Ross Douthat has the kind of op-ed up in today’s New York Times that could easily get him fired from his post as one of the barely-tolerated conservatives appearing regularly in the Times: he takes on the “Kennedy Cult.” Zoo-ey mama!
But its narrative power still depends on accepting the false premises of the Kennedy cult — premises that will no doubt endure so long as the 1960s generation does, but still deserve to be challenged at every opportunity.
The first premise is that Kennedy was a very good president, and might have been a great one if he’d lived. Few serious historians take this view: It belongs to Camelot’s surviving court stenographers, and to popularizers like Chris Matthews, whose new best seller Jack Kennedy: Elusive Hero works hard to gloss over the thinness of the 35th president’s actual accomplishments.
Meanwhile, the Washington Post Outlook section today offers what appears to be an overdue dog-bites-man story that the “Occupy” movement is a disaffected white bread affair that isn’t attracting blacks—something that has been obvious to observers in the blogosphere from the beginning. But a close reading shows that the author, Stacey Patton, objects to Occupy because it isn’t radical enough: true change, she argues, must go far beyond just bringing down Wall Street.

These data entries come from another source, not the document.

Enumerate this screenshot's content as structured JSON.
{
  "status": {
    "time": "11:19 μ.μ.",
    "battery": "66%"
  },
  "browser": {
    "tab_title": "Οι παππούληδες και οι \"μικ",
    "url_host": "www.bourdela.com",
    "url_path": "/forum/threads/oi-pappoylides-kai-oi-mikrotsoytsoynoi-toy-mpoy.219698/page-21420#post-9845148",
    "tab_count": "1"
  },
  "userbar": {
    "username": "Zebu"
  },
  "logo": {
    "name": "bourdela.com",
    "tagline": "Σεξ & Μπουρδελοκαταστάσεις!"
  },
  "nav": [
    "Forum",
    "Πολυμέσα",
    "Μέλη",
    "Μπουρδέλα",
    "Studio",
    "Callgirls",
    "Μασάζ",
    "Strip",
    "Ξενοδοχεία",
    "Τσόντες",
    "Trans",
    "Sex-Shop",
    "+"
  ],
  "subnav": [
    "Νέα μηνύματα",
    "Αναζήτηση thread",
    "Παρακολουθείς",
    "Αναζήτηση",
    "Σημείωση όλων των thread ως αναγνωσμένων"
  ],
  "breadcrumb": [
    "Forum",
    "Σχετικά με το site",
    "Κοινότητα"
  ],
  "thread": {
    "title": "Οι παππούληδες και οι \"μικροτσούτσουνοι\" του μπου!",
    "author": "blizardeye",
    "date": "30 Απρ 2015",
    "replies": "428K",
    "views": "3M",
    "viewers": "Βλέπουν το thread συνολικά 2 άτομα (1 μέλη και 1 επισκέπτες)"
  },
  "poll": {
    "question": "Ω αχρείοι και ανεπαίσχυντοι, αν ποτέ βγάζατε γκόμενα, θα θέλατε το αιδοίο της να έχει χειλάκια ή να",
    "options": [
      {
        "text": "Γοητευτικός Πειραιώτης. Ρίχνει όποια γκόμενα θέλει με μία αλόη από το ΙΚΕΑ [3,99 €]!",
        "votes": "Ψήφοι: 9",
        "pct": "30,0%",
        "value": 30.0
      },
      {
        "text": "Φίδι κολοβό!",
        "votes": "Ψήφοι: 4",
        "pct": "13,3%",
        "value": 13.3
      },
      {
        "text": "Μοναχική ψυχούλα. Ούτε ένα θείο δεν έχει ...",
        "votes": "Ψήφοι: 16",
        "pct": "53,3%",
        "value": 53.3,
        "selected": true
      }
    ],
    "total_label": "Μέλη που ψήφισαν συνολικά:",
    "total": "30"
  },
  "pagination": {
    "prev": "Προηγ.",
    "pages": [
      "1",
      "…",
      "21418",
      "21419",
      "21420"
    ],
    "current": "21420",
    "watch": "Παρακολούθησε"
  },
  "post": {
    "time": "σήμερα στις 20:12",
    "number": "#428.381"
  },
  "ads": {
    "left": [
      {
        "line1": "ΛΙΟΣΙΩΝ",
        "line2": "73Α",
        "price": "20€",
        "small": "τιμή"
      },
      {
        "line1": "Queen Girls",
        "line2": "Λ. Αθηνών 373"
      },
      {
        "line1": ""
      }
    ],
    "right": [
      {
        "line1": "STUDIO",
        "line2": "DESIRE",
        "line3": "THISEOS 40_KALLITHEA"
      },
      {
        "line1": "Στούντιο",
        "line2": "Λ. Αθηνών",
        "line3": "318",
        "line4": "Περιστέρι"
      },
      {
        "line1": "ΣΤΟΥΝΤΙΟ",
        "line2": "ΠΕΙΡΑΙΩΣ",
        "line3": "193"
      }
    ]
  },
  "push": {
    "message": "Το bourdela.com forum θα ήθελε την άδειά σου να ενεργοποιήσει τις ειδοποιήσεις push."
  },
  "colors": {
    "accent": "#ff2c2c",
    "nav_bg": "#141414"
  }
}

I hope this argument catches on, though it looks as though much of the Occupy crowd, and certainly the newly nervous Democrats who initially praised Occupy, are ready to Move On. (Heh.)